Website and app data records:
++++++
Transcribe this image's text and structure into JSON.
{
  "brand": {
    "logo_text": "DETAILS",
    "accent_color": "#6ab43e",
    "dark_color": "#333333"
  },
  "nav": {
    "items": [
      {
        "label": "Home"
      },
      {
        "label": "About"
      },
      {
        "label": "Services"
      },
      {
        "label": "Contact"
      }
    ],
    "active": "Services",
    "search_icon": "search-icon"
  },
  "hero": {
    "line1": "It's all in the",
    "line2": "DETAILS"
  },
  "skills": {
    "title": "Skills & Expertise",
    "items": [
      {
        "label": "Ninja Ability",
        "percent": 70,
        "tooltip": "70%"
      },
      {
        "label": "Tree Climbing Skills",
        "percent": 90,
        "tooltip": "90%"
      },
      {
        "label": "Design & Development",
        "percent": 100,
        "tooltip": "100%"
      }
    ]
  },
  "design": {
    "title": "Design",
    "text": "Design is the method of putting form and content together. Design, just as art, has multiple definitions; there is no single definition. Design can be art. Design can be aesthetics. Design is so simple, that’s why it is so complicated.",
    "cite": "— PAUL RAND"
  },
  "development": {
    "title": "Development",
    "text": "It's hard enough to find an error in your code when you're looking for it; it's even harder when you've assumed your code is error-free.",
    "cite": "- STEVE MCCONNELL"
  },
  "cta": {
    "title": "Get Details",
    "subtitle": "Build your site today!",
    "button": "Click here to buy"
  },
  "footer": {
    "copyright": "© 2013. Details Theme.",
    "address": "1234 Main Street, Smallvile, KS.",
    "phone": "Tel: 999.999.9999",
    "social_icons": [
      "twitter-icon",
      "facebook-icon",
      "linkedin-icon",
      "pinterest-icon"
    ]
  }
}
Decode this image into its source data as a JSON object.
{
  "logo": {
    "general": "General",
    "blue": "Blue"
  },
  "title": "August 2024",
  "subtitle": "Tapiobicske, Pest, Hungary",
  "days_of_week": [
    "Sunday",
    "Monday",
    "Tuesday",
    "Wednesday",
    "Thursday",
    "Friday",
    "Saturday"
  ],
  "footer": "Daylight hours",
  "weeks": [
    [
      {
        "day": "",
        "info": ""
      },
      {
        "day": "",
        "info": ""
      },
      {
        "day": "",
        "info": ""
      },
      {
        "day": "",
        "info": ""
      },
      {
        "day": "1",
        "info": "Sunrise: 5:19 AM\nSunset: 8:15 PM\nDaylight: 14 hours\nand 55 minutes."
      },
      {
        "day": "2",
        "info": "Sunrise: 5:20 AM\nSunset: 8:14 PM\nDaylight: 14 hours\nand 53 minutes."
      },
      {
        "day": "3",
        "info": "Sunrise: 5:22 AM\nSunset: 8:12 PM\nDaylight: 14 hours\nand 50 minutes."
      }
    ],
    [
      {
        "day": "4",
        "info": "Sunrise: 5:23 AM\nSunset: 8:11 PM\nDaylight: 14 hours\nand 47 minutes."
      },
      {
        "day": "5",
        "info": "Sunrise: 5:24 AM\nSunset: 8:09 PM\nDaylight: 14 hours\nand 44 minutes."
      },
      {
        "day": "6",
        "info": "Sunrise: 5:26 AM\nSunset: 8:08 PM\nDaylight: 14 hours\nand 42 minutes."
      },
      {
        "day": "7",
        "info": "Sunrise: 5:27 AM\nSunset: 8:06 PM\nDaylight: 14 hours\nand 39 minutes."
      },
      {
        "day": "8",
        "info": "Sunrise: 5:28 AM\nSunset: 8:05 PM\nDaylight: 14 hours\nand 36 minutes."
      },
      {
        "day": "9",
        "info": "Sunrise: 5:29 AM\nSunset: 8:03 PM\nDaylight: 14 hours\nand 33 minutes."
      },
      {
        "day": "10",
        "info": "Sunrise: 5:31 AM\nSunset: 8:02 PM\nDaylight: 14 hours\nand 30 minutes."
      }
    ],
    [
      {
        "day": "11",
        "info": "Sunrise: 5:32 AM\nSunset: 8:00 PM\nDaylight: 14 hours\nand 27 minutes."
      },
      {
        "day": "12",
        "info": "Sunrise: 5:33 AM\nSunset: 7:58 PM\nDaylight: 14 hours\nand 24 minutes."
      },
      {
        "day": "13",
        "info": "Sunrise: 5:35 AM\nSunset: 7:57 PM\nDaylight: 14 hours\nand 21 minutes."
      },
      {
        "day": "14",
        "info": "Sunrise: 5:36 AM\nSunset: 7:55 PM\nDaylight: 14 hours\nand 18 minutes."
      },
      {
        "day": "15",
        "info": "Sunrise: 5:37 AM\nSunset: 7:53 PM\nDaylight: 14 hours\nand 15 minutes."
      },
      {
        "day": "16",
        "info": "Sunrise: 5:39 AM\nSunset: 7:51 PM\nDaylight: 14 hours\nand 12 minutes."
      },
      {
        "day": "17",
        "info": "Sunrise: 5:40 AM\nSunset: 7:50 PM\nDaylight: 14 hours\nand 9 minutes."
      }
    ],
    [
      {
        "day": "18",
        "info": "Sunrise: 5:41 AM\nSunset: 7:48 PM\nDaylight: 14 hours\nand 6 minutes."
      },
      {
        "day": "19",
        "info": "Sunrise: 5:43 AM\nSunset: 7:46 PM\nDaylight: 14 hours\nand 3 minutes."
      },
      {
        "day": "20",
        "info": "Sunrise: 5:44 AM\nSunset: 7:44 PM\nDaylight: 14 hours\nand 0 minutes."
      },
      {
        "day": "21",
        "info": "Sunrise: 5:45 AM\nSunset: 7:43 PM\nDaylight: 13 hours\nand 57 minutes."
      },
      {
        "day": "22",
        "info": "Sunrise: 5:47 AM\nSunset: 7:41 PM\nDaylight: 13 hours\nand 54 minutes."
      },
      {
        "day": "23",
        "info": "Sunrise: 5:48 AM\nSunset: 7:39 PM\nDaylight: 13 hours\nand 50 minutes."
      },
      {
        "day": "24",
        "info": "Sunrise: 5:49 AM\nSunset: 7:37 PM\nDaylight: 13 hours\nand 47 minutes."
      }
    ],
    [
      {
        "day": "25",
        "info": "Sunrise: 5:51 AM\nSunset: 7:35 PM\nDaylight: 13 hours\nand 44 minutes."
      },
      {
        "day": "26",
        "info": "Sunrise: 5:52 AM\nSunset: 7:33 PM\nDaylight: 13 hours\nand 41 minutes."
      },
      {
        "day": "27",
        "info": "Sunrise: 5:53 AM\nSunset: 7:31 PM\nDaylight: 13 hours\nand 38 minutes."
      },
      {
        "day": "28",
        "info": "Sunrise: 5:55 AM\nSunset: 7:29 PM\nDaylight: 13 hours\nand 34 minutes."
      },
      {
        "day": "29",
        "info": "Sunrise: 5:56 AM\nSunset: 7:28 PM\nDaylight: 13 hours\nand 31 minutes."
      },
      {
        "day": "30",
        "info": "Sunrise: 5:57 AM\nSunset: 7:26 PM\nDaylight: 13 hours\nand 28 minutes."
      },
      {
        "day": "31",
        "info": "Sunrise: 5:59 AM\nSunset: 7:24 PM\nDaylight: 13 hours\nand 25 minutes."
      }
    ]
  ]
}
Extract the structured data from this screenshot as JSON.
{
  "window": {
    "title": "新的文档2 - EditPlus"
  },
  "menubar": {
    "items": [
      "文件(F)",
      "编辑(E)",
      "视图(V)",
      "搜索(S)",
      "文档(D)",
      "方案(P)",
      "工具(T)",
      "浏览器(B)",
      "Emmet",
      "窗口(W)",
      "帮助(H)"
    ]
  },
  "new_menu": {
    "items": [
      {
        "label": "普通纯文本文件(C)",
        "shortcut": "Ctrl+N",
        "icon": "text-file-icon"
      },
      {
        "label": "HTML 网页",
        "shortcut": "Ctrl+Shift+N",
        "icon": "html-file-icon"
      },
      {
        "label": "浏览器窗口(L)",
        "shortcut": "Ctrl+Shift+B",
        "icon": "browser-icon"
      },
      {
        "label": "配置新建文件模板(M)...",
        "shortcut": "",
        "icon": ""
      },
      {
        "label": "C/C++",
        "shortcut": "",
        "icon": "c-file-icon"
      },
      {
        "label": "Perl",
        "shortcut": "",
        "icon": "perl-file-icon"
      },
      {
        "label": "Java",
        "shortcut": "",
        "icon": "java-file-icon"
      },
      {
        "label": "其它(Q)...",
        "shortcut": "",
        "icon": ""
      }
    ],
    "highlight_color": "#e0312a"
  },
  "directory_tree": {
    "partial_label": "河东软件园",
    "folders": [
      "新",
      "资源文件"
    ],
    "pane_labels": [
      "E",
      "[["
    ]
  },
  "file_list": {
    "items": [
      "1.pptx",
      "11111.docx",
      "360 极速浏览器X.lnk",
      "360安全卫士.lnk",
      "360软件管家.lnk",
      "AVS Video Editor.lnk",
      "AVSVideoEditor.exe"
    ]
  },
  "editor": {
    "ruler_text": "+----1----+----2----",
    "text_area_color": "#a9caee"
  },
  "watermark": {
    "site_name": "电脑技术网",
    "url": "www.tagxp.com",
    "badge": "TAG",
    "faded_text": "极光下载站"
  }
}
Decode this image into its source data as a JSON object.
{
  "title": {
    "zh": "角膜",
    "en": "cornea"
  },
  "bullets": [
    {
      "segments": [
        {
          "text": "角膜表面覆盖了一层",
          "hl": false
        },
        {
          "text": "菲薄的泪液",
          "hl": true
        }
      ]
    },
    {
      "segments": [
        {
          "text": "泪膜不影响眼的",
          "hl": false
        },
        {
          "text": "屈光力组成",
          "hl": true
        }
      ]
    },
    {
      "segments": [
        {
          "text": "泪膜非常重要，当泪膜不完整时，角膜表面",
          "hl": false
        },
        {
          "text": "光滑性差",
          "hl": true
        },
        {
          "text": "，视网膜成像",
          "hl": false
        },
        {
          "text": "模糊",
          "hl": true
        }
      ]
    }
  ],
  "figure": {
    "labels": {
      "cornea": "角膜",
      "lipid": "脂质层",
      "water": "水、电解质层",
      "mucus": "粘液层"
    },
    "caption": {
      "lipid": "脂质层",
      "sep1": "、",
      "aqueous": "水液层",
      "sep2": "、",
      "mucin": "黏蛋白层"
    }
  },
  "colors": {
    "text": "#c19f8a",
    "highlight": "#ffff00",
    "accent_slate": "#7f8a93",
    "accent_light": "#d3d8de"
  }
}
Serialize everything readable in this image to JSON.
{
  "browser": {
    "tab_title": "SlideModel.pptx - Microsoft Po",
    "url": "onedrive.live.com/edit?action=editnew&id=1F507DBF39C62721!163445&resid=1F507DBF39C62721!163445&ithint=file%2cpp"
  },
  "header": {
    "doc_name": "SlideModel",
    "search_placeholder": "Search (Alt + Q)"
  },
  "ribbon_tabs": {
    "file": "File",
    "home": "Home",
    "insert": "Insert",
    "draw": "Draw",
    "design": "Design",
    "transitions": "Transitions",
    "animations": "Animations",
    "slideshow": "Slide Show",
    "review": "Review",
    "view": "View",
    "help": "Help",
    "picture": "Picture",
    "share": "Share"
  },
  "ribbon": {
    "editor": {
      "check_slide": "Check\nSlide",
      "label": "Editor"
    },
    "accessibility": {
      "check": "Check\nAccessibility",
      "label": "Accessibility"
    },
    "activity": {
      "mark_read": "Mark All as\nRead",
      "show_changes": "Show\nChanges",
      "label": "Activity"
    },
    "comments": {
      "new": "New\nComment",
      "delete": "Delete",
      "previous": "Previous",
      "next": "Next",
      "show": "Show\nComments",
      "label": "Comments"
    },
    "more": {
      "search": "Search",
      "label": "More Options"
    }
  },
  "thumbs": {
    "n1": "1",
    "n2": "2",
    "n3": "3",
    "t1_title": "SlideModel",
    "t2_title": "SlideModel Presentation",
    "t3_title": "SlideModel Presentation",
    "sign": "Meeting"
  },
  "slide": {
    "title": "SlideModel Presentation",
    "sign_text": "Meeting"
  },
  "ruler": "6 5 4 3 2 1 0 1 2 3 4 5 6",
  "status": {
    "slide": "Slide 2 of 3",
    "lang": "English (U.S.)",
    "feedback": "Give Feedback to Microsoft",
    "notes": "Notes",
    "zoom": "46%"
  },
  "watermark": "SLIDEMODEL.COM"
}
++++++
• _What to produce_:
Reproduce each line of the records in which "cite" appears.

• _Written solution_:
    "cite": "— PAUL RAND"
    "cite": "- STEVE MCCONNELL"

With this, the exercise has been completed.